Digital Storytelling and Visitor Analytics for City and Cultural Institutions
The history of the Blue Bridge gives a great peek into Grand Rapid's past. Originally, the Blue Bridge served trains transporting goods from Muskegon to Mackinaw City. It was first built in 1868 and subsequently replaced in 1874.
And then came the Great Log Jam of 1883. Lumber was in great demand after the Great Chicago Fire, and Grand Rapids was doing it's best to help fill the city's orders. Lumbermen cut logs and stored them in "booms" (holding pens) along the river, to be later chained together and brought up to lumber mills, cut into lumber, and shipped. That winter, though, heavy rain made water levels in the Grand River rise so high it sparked one of the biggest log jams in U.S. history. With 150 million feet of timber careening toward Lake Michigan, something had to be done. Heroic efforts by lumberman finally staved off disaster, but not before the Blue Bridge came tumbling down in the process.

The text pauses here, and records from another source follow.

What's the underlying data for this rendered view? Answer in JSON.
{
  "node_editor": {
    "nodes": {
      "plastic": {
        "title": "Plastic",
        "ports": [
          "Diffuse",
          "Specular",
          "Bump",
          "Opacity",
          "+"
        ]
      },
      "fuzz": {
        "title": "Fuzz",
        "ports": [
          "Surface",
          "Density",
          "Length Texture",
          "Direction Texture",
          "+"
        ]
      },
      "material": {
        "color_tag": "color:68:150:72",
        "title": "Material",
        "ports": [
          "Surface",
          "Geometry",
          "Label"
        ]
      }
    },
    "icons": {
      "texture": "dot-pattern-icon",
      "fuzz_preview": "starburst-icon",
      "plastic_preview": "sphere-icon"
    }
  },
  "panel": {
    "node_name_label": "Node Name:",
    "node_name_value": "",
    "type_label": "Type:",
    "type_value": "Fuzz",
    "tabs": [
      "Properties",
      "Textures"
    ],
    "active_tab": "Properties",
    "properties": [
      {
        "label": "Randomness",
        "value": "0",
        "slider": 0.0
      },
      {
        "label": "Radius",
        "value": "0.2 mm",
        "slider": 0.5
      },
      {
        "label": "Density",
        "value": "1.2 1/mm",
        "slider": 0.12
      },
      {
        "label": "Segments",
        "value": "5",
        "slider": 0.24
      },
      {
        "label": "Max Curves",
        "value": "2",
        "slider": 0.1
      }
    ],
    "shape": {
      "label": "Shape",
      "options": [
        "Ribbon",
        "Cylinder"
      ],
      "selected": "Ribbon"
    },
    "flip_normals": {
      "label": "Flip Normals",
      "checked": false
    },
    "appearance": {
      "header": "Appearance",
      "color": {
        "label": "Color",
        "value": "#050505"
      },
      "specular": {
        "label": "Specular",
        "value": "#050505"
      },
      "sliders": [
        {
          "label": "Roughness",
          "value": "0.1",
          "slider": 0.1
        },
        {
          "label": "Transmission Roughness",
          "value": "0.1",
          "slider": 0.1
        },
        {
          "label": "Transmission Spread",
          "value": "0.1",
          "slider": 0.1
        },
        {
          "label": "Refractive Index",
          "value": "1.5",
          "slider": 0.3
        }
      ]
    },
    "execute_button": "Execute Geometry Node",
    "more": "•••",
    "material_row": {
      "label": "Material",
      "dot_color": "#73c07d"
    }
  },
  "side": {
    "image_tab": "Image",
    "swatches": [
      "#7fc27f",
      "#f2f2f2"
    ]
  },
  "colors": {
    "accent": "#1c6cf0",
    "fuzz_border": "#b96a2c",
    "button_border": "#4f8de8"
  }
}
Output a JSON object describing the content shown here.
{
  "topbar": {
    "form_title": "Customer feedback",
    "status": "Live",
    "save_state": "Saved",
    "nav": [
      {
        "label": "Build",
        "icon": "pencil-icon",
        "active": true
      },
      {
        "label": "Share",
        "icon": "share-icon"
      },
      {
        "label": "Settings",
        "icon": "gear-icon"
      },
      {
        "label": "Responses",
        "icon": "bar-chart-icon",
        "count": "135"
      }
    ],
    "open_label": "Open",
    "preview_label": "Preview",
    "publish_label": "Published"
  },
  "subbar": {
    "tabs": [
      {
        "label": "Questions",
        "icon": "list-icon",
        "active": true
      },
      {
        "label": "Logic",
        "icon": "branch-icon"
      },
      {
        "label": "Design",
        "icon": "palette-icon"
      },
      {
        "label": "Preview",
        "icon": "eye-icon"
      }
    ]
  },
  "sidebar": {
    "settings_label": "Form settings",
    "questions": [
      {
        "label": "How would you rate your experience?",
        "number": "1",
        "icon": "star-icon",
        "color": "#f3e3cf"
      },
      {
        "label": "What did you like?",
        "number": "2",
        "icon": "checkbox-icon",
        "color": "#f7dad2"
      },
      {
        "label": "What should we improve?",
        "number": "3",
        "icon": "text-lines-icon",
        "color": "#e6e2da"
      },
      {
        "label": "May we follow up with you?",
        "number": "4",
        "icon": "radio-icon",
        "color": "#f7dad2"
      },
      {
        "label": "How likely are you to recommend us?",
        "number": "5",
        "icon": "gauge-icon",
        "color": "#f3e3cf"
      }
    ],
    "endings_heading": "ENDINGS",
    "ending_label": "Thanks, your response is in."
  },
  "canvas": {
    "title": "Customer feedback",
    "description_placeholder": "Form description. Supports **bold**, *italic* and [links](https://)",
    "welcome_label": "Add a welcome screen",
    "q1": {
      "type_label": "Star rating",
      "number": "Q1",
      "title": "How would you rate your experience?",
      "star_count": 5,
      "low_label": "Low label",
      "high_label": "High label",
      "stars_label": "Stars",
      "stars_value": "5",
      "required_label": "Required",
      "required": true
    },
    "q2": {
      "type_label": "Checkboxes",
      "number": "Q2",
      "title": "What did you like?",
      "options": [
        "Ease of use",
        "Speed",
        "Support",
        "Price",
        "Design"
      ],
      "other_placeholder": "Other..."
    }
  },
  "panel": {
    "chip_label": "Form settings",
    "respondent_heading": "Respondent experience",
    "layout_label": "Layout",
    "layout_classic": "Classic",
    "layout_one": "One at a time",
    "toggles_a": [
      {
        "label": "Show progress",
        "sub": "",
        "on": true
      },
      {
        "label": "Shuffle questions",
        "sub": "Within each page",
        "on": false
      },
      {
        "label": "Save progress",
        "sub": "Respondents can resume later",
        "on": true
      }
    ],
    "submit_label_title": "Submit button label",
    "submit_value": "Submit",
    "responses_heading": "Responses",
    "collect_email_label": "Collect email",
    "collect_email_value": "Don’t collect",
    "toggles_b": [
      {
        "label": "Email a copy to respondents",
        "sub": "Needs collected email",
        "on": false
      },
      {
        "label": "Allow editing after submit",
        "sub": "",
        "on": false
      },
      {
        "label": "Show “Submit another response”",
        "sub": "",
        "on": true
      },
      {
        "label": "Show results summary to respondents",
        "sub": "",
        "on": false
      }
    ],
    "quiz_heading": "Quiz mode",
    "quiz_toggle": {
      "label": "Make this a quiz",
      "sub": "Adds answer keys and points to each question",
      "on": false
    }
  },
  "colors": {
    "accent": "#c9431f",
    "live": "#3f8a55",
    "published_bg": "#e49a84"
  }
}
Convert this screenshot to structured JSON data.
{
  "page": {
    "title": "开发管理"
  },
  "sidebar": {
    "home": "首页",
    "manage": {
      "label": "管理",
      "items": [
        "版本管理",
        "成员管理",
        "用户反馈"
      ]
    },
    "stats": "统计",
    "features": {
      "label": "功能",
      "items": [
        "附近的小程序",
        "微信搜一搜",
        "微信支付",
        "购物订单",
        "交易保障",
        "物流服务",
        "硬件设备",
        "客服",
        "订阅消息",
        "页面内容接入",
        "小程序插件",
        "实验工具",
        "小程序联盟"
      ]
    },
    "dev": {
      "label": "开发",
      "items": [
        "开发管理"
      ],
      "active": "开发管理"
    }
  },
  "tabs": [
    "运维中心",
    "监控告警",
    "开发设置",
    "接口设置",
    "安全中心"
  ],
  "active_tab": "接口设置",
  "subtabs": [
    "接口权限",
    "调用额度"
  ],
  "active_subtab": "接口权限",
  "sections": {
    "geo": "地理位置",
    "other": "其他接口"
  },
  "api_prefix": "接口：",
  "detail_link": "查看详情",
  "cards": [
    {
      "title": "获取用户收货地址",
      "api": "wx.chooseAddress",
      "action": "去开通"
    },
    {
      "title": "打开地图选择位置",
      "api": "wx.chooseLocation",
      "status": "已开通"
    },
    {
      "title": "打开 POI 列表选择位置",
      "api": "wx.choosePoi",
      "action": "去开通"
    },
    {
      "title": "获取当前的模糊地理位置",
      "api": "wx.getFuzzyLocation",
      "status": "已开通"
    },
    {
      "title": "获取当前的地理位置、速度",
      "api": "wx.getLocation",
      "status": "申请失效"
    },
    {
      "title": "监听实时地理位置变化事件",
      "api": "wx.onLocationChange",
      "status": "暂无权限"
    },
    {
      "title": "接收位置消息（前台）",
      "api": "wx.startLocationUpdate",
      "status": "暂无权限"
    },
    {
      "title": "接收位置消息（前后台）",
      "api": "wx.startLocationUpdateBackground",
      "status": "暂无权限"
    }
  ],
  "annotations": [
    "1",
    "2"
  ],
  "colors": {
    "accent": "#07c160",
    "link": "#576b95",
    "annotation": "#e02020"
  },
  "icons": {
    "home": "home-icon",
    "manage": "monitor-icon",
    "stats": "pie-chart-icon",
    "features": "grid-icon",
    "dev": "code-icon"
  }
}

The bridge was once again rebuilt in 1892, and continued to serve train traffic until the 1980s. At that time, the former trestle was converted into a pedestrian walkway, connecting downtown Grand Rapids to attractions such as the Gerald Ford Museum and Grand Valley State University on the other side.
Today, the Blue Bridge is a beloved Grand Rapids landmark. Everything from yoga classes, proposals, and music festivals happen here regularly. A fifteen-ton table and chairs were even installed on top of the Blue Bridge during ArtPrize 2009. It is a favorite spot for watching fireworks and of course, taking killer photos.
Cover photo credit: roamario via Instagram.